Credit Donkey carried out a survey of Americans in September, finding that nearly half have no emergency savings.
Close to half have no cash savings and are living on the edge of financial disaster, according to a recent CreditDonkey.com survey. While 59% of respondents reported having more than $500 in savings, the other 41% do not have a cash safety net.
Well, no surprise there, although there is a definitely possibility that many of these Americans do indeed have over $500 available in case of an emergency—they have 573 dollars and 49 cents. Of course, if you lose your job, or your car breaks down in a serious way, or you have a medical emergency, and you don't have insurance or you've got a high deductible, you are still screwed. $573.49 doesn't go quite as far as it used to
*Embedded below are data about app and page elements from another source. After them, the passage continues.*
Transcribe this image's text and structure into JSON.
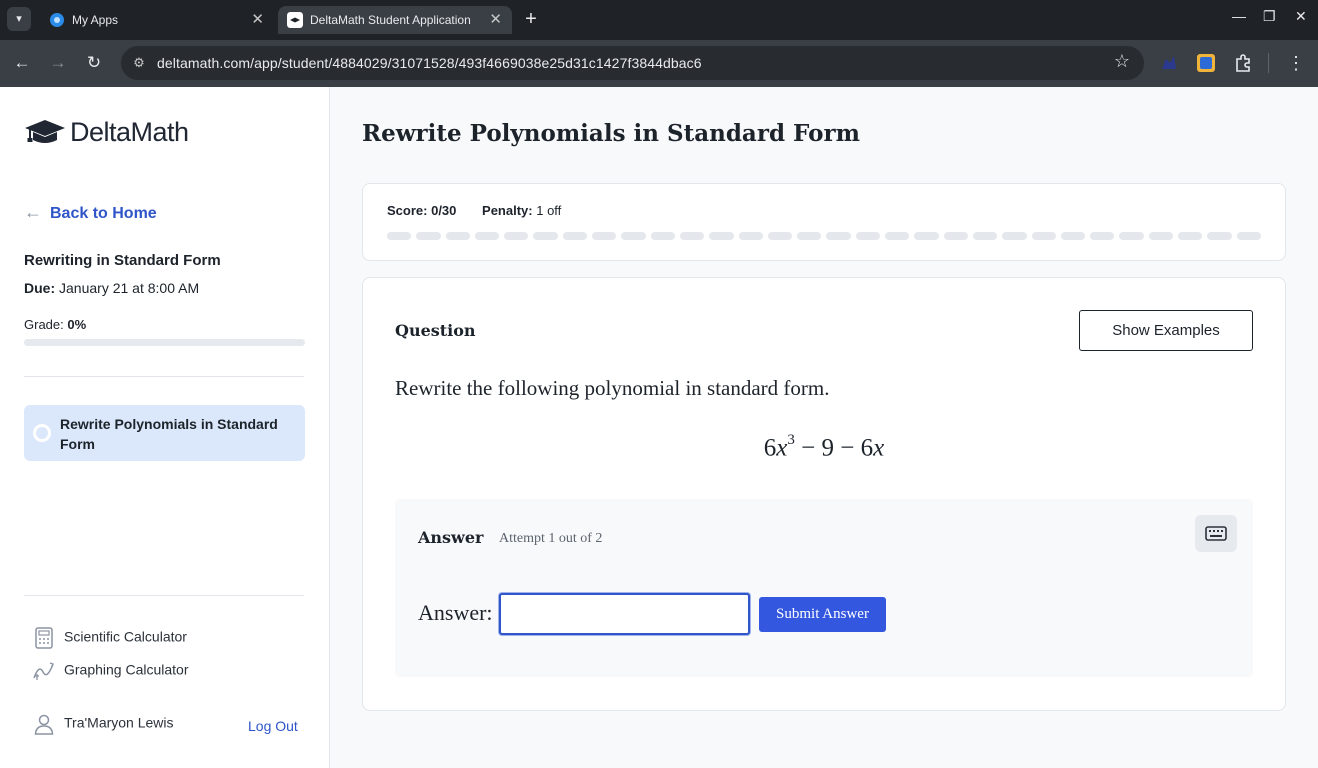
{
  "browser": {
    "tabs": [
      {
        "title": "My Apps",
        "favicon": "my-apps-favicon",
        "active": false
      },
      {
        "title": "DeltaMath Student Application",
        "favicon": "deltamath-favicon",
        "active": true
      }
    ],
    "url": "deltamath.com/app/student/4884029/31071528/493f4669038e25d31c1427f3844dbac6",
    "icons": {
      "tab_menu": "▾",
      "close": "✕",
      "new_tab": "+",
      "back": "←",
      "forward": "→",
      "reload": "↻",
      "site_info": "⚙",
      "star": "☆",
      "kebab": "⋮",
      "minimize": "—",
      "restore": "❐",
      "window_close": "✕"
    }
  },
  "sidebar": {
    "logo_text": "DeltaMath",
    "back_link": "Back to Home",
    "back_arrow": "←",
    "assignment_title": "Rewriting in Standard Form",
    "due_label": "Due:",
    "due_value": "January 21 at 8:00 AM",
    "grade_label": "Grade:",
    "grade_value": "0%",
    "grade_fraction": 0,
    "skill_item": "Rewrite Polynomials in Standard Form",
    "tools": [
      {
        "label": "Scientific Calculator",
        "icon": "calculator-icon"
      },
      {
        "label": "Graphing Calculator",
        "icon": "graph-icon"
      }
    ],
    "user_name": "Tra'Maryon Lewis",
    "logout": "Log Out"
  },
  "main": {
    "page_title": "Rewrite Polynomials in Standard Form",
    "score_label": "Score:",
    "score_value": "0/30",
    "penalty_label": "Penalty:",
    "penalty_value": "1 off",
    "score_segments": 30,
    "question_heading": "Question",
    "show_examples": "Show Examples",
    "prompt": "Rewrite the following polynomial in standard form.",
    "math": {
      "coef1": "6",
      "var1": "x",
      "exp1": "3",
      "rest": " − 9 − 6",
      "var2": "x"
    },
    "answer_heading": "Answer",
    "attempt_text": "Attempt 1 out of 2",
    "answer_label": "Answer:",
    "answer_value": "",
    "submit": "Submit Answer"
  },
  "colors": {
    "accent": "#2f55c8",
    "submit": "#3457e0",
    "skill_highlight": "#dbe8fb",
    "chrome_dark": "#1f2328",
    "chrome_toolbar": "#3a3f45"
  }
}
But Credit Donkey emphasizes that it's not what you may think.
It’s not what you may think: this 41% is made up not only of people living at or below the poverty line. They are also dual-income earners with nice homes, nice cars, nice toys, a 401K retirement savings plan, big mortgages. and big credit card bills. But if they ever get into a bind and need some quick cash — say, because of a car breakdown or an unexpected doctor visit — they don’t have it.
While this group may be rich in home equity and other investments, their assets are not liquid. In other words, none of those items converts easily into cash in an emergency. People in this situation even have their own name — the "liquid asset poor" — a term coined by the Washington, D.C.-based advocacy group Corporation for Enterprise Development.
With no cash reserves, they are just one paycheck away from financial ruin should an emergency or a job loss happen because they cannot easily access cash on a moment’s notice.
Sadly, the CreditDonkey.com survey also found that more than half of respondents (54%) said they may be stuck in this situation for the foreseeable future. They have not set up an emergency cash savings strategy.
That was a new one for me — the "liquid asset" poor. 54% of respondents don't even have a strategy for saving some cash, although we don't know how many have spent every dime they make to finance nice homes, nice cars, nice toys, a 401K retirement savings plan, big mortgages. and big credit card bills. It would have been nice if respondents had been classified according to income.
No doubt many poll respondents could not possibly have a strategy for saving money because they're spending everything they have to make essential ends meet (food, gas, rent/mortgage, utilities). When I last checked, approximately 146 million Americans were living within 200% of the poverty line.
Nevertheless, we must acknowledge the existence of the "liquid asset" poor. Some unhappy thoughts came to mind as I considered them.
If you live in a society in which you have been called a "consumer" in the media and by economists for as long as you can remember, you might conclude (albeit unconsciously) that I Consume, Therefore I Am. That's not quite what René Descartes had in mind, although it is still hard to determine what exactly René did have in mind. If one's existence follows from being a subject ("I") who thinks—cogito ergo sum—and many lives are lived devoid of thought, as with these "liquid asset" poor, we are forced to conclude that these people do not exist. But these "consumers" demonstrably do exist—somebody is buying all that Stuff. Therefore we definitely have a philosophical riddle to solve
- If these "uber-consumers" do indeed exist, and I think we can agree they do, some of them may not exist for long if an unforeseen emergency presents itself. Such an emergency would necessarily be unforeseen because, as just noted, such people apparently live in the absence of something we might call actual thought.
- The "liquid asset" poor are doing precisely what Ben Bernanke and Paul Krugman want them to do: they spend all their income and more—they have big credit card bills—on Stuff. This is the essence of neo-Keynesian economics as it has come down to us in the early 21st century. I hope we can agree that this "economic theory" has been a most unhappy development.
If I can be serious for a moment—on second thought, when I am not serious? —there is always a trade-off in life between risk and security. The "economic theory" which has governed our lives, and which economists like Ben Bernanke and Paul Krugman still push, like crack dealers to the blind, has tilted very far toward the risk side of life. Interest earnings on cash savings is basically zero.
We are entitled to conclude that neo-Keynesian "economic theory" gives us an unbalanced view of life, a stance which is potentially very self-destructive, because of its extraordinary slant toward risk. You might well ask when did skydiving become a model for living?
Needless to say, any sense of security ordinary (i.e. non-wealthy) Americans might have in 2012 is illusory. One might think that the events of 2008 and subsequent developments would have tipped off Americans that the rules of consumption they had lived by no longer apply. Sadly, as Credit Donkey says, the "liquid asset" poor have not gotten the message.